======== Raw data ========

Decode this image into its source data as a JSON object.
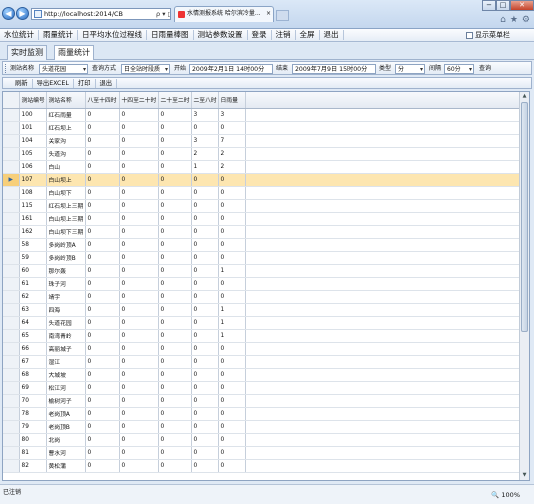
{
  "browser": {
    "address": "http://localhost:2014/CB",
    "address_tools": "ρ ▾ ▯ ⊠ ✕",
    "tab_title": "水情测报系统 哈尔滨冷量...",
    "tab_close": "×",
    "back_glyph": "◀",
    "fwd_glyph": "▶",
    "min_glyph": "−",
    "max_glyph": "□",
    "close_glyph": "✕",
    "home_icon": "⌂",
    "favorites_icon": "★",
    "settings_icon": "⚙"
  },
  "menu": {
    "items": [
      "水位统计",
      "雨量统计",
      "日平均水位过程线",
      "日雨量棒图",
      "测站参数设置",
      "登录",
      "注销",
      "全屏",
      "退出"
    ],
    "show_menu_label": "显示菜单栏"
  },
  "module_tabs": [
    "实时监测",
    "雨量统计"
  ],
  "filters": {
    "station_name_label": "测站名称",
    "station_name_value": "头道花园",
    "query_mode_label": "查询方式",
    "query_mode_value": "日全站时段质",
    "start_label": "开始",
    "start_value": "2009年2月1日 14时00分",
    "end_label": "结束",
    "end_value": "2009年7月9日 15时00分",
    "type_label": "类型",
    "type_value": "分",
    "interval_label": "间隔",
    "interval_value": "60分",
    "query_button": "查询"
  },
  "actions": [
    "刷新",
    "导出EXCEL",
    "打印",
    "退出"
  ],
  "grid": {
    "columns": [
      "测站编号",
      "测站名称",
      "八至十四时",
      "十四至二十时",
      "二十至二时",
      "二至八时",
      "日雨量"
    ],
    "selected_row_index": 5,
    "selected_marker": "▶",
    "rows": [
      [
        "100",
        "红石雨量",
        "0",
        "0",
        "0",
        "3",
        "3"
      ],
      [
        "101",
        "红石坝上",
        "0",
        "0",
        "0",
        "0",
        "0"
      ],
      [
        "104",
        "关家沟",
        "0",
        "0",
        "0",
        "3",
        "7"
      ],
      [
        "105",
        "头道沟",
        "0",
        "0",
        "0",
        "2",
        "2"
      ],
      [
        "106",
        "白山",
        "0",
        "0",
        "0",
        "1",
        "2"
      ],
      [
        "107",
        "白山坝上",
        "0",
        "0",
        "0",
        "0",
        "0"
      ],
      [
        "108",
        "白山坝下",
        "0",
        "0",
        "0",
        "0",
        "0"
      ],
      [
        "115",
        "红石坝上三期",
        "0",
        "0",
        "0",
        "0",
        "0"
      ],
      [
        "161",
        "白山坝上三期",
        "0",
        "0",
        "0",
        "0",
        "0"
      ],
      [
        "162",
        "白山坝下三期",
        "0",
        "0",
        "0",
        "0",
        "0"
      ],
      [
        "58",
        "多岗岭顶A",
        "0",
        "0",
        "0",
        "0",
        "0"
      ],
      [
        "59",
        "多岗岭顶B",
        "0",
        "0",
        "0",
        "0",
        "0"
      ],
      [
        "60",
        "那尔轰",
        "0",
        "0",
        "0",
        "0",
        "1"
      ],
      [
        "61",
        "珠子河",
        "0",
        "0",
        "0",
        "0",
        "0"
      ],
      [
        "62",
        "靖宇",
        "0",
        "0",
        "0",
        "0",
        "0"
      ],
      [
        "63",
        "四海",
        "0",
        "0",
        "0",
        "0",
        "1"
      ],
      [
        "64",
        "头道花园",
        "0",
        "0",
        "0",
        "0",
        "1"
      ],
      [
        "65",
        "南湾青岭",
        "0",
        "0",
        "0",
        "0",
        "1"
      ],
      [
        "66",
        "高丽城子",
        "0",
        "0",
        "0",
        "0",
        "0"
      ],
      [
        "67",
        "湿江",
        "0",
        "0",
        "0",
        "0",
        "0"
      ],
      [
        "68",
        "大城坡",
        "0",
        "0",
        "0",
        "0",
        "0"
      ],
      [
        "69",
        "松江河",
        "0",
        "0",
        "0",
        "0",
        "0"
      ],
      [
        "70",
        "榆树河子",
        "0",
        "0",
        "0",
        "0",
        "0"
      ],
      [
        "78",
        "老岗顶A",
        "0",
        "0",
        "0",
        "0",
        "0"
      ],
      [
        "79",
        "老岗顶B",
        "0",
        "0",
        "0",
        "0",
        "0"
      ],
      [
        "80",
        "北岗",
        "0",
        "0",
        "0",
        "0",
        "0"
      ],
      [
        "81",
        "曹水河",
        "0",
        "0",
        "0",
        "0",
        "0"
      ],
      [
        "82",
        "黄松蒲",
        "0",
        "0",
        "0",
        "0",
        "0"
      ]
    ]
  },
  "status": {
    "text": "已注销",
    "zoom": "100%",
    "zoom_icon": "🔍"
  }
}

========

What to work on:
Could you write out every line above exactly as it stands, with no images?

Result below:
Decode this image into its source data as a JSON object.
{
  "browser": {
    "address": "http://localhost:2014/CB",
    "address_tools": "ρ ▾ ▯ ⊠ ✕",
    "tab_title": "水情测报系统 哈尔滨冷量...",
    "tab_close": "×",
    "back_glyph": "◀",
    "fwd_glyph": "▶",
    "min_glyph": "−",
    "max_glyph": "□",
    "close_glyph": "✕",
    "home_icon": "⌂",
    "favorites_icon": "★",
    "settings_icon": "⚙"
  },
  "menu": {
    "items": [
      "水位统计",
      "雨量统计",
      "日平均水位过程线",
      "日雨量棒图",
      "测站参数设置",
      "登录",
      "注销",
      "全屏",
      "退出"
    ],
    "show_menu_label": "显示菜单栏"
  },
  "module_tabs": [
    "实时监测",
    "雨量统计"
  ],
  "filters": {
    "station_name_label": "测站名称",
    "station_name_value": "头道花园",
    "query_mode_label": "查询方式",
    "query_mode_value": "日全站时段质",
    "start_label": "开始",
    "start_value": "2009年2月1日 14时00分",
    "end_label": "结束",
    "end_value": "2009年7月9日 15时00分",
    "type_label": "类型",
    "type_value": "分",
    "interval_label": "间隔",
    "interval_value": "60分",
    "query_button": "查询"
  },
  "actions": [
    "刷新",
    "导出EXCEL",
    "打印",
    "退出"
  ],
  "grid": {
    "columns": [
      "测站编号",
      "测站名称",
      "八至十四时",
      "十四至二十时",
      "二十至二时",
      "二至八时",
      "日雨量"
    ],
    "selected_row_index": 5,
    "selected_marker": "▶",
    "rows": [
      [
        "100",
        "红石雨量",
        "0",
        "0",
        "0",
        "3",
        "3"
      ],
      [
        "101",
        "红石坝上",
        "0",
        "0",
        "0",
        "0",
        "0"
      ],
      [
        "104",
        "关家沟",
        "0",
        "0",
        "0",
        "3",
        "7"
      ],
      [
        "105",
        "头道沟",
        "0",
        "0",
        "0",
        "2",
        "2"
      ],
      [
        "106",
        "白山",
        "0",
        "0",
        "0",
        "1",
        "2"
      ],
      [
        "107",
        "白山坝上",
        "0",
        "0",
        "0",
        "0",
        "0"
      ],
      [
        "108",
        "白山坝下",
        "0",
        "0",
        "0",
        "0",
        "0"
      ],
      [
        "115",
        "红石坝上三期",
        "0",
        "0",
        "0",
        "0",
        "0"
      ],
      [
        "161",
        "白山坝上三期",
        "0",
        "0",
        "0",
        "0",
        "0"
      ],
      [
        "162",
        "白山坝下三期",
        "0",
        "0",
        "0",
        "0",
        "0"
      ],
      [
        "58",
        "多岗岭顶A",
        "0",
        "0",
        "0",
        "0",
        "0"
      ],
      [
        "59",
        "多岗岭顶B",
        "0",
        "0",
        "0",
        "0",
        "0"
      ],
      [
        "60",
        "那尔轰",
        "0",
        "0",
        "0",
        "0",
        "1"
      ],
      [
        "61",
        "珠子河",
        "0",
        "0",
        "0",
        "0",
        "0"
      ],
      [
        "62",
        "靖宇",
        "0",
        "0",
        "0",
        "0",
        "0"
      ],
      [
        "63",
        "四海",
        "0",
        "0",
        "0",
        "0",
        "1"
      ],
      [
        "64",
        "头道花园",
        "0",
        "0",
        "0",
        "0",
        "1"
      ],
      [
        "65",
        "南湾青岭",
        "0",
        "0",
        "0",
        "0",
        "1"
      ],
      [
        "66",
        "高丽城子",
        "0",
        "0",
        "0",
        "0",
        "0"
      ],
      [
        "67",
        "湿江",
        "0",
        "0",
        "0",
        "0",
        "0"
      ],
      [
        "68",
        "大城坡",
        "0",
        "0",
        "0",
        "0",
        "0"
      ],
      [
        "69",
        "松江河",
        "0",
        "0",
        "0",
        "0",
        "0"
      ],
      [
        "70",
        "榆树河子",
        "0",
        "0",
        "0",
        "0",
        "0"
      ],
      [
        "78",
        "老岗顶A",
        "0",
        "0",
        "0",
        "0",
        "0"
      ],
      [
        "79",
        "老岗顶B",
        "0",
        "0",
        "0",
        "0",
        "0"
      ],
      [
        "80",
        "北岗",
        "0",
        "0",
        "0",
        "0",
        "0"
      ],
      [
        "81",
        "曹水河",
        "0",
        "0",
        "0",
        "0",
        "0"
      ],
      [
        "82",
        "黄松蒲",
        "0",
        "0",
        "0",
        "0",
        "0"
      ]
    ]
  },
  "status": {
    "text": "已注销",
    "zoom": "100%",
    "zoom_icon": "🔍"
  }
}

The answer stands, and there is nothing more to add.